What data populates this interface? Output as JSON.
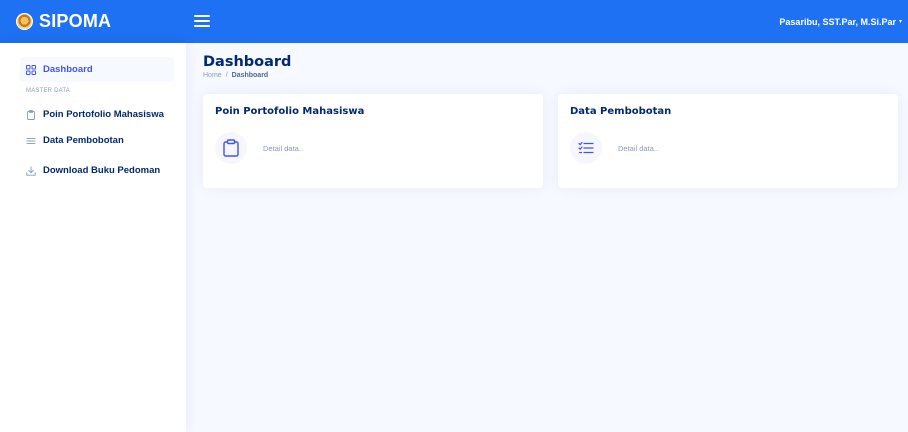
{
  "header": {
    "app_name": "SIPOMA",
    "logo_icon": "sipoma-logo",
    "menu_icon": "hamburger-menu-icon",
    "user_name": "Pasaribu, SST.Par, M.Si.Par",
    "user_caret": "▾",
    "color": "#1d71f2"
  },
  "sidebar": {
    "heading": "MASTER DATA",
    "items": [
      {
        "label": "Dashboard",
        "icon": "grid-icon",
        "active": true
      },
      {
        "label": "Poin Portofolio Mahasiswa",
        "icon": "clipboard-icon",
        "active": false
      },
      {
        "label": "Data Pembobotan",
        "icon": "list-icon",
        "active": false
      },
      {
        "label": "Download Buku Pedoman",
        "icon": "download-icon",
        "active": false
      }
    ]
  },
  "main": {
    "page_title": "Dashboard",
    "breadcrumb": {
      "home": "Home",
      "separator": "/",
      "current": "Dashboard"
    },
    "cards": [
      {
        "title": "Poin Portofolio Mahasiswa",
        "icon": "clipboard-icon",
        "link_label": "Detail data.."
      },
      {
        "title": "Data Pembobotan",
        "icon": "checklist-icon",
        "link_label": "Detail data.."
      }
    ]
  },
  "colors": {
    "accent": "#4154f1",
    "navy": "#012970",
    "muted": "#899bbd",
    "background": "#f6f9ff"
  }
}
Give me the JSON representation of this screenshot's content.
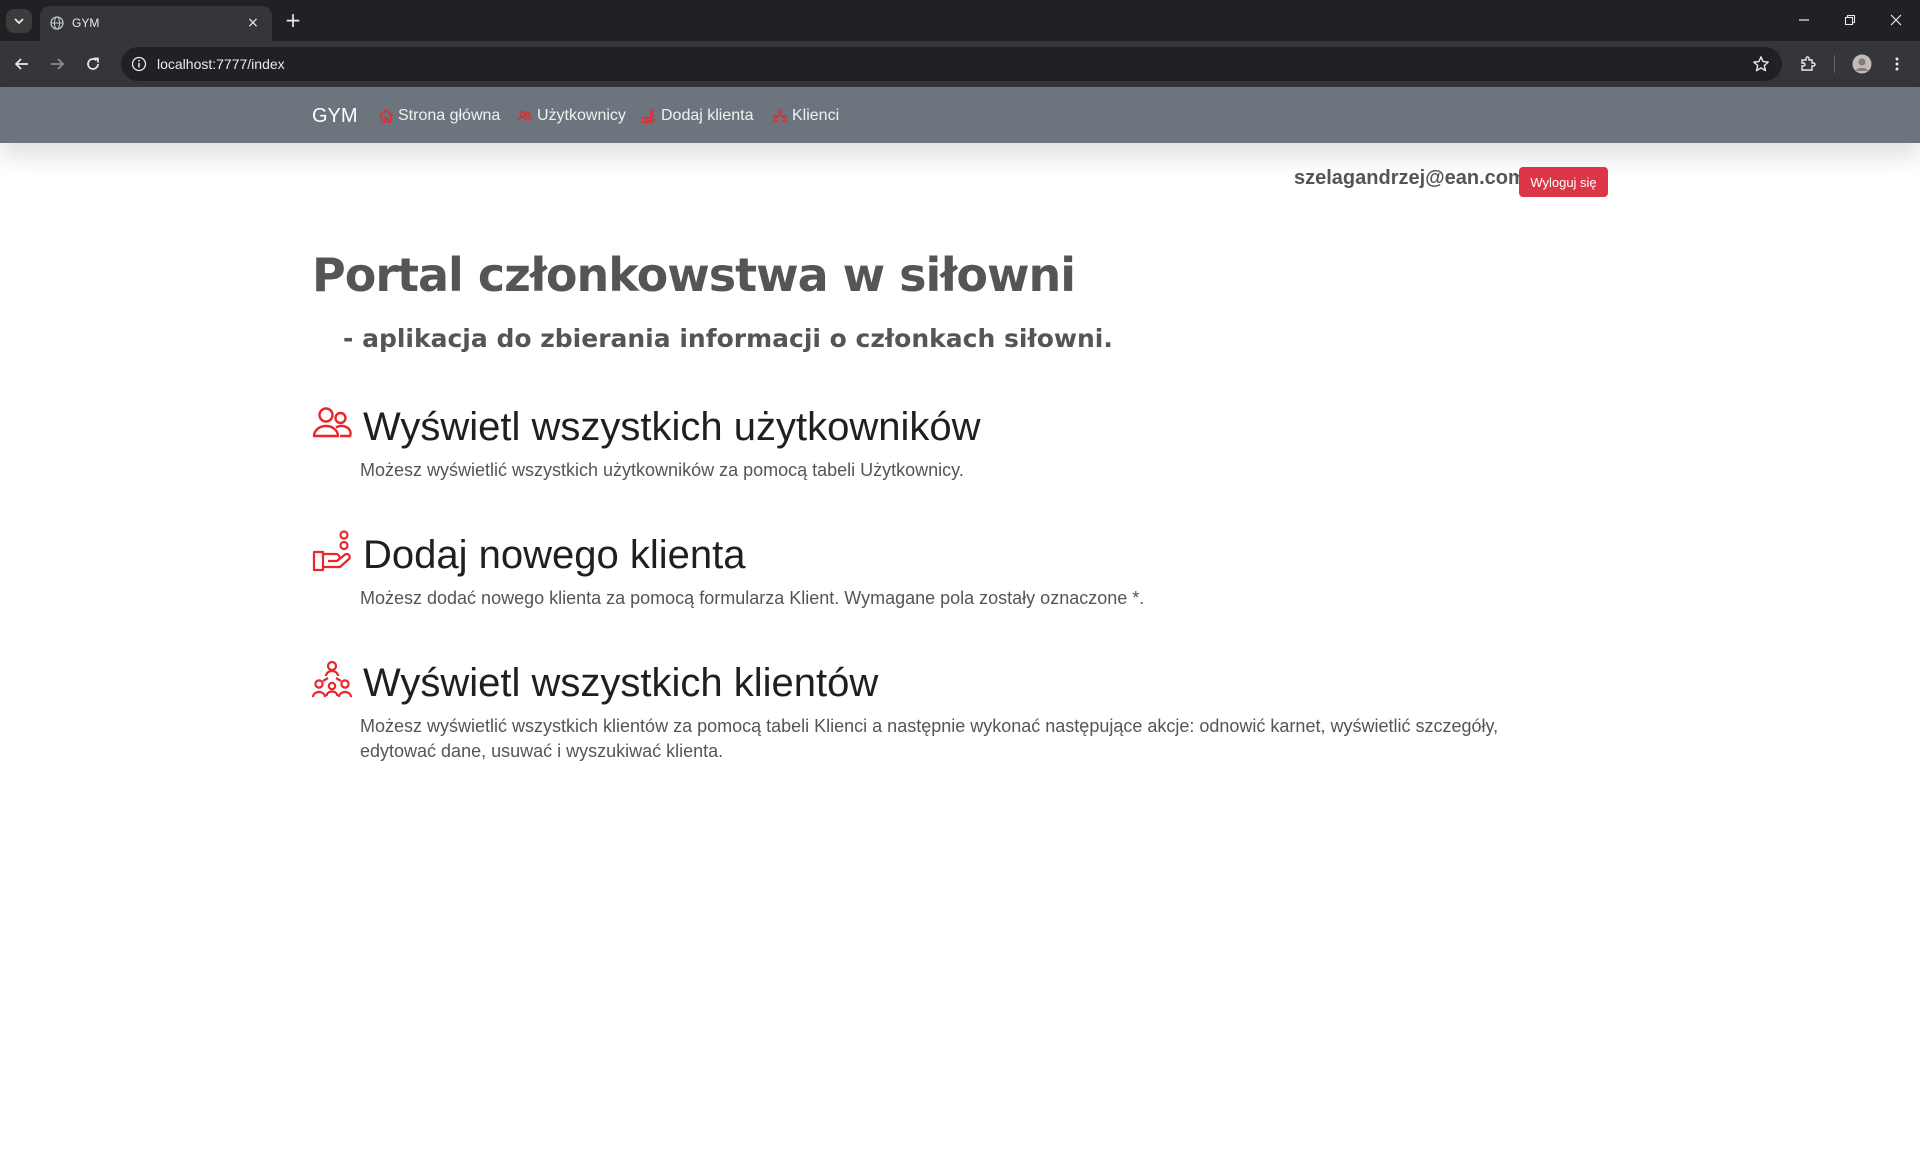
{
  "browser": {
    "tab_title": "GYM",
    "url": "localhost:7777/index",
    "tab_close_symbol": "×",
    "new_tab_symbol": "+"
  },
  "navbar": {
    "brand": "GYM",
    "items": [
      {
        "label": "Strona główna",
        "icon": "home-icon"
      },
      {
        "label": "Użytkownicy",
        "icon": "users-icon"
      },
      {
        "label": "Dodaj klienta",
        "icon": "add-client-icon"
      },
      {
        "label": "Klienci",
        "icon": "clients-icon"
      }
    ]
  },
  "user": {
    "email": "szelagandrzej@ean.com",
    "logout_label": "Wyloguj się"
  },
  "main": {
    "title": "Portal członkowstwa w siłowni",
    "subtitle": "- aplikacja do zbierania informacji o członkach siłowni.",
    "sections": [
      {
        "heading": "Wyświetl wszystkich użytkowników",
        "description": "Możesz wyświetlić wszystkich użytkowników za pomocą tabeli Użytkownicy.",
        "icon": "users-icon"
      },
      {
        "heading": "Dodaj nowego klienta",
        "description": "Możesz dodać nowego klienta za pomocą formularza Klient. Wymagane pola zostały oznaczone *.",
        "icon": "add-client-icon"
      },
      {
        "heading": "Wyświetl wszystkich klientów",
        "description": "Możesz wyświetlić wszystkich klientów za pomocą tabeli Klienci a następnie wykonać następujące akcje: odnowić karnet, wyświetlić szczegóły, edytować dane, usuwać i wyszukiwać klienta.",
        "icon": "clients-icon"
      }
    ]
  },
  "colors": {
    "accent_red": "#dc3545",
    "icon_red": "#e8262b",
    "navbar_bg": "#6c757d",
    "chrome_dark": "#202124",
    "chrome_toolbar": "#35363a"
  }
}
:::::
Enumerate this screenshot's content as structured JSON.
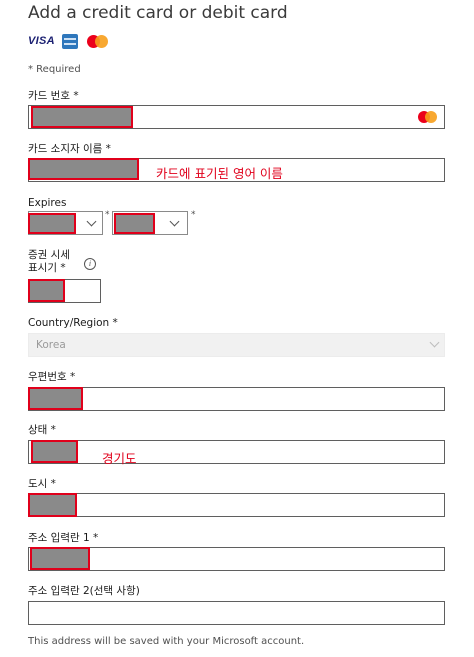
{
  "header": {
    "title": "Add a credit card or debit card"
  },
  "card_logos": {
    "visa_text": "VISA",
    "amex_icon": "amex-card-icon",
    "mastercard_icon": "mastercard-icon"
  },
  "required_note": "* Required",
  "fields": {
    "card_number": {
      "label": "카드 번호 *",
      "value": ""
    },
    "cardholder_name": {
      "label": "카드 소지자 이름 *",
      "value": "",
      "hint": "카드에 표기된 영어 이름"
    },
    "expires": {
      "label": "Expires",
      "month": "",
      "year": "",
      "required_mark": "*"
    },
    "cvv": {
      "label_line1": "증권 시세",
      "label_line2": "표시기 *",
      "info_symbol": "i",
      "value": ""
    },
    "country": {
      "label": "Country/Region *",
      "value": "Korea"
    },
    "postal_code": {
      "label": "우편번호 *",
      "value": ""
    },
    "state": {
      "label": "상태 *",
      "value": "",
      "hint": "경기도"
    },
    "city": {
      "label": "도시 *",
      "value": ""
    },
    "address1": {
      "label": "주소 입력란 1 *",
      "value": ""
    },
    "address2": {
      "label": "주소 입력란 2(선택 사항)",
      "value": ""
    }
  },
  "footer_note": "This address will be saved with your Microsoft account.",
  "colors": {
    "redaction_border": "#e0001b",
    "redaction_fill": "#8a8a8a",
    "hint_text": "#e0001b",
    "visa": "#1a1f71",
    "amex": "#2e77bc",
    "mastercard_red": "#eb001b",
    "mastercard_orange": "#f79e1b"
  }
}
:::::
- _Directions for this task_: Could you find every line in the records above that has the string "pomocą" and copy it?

- _Result of this task_:
        "description": "Możesz wyświetlić wszystkich użytkowników za pomocą tabeli Użytkownicy.",
        "description": "Możesz dodać nowego klienta za pomocą formularza Klient. Wymagane pola zostały oznaczone *.",
        "description": "Możesz wyświetlić wszystkich klientów za pomocą tabeli Klienci a następnie wykonać następujące akcje: odnowić karnet, wyświetlić szczegóły, edytować dane, usuwać i wyszukiwać klienta.",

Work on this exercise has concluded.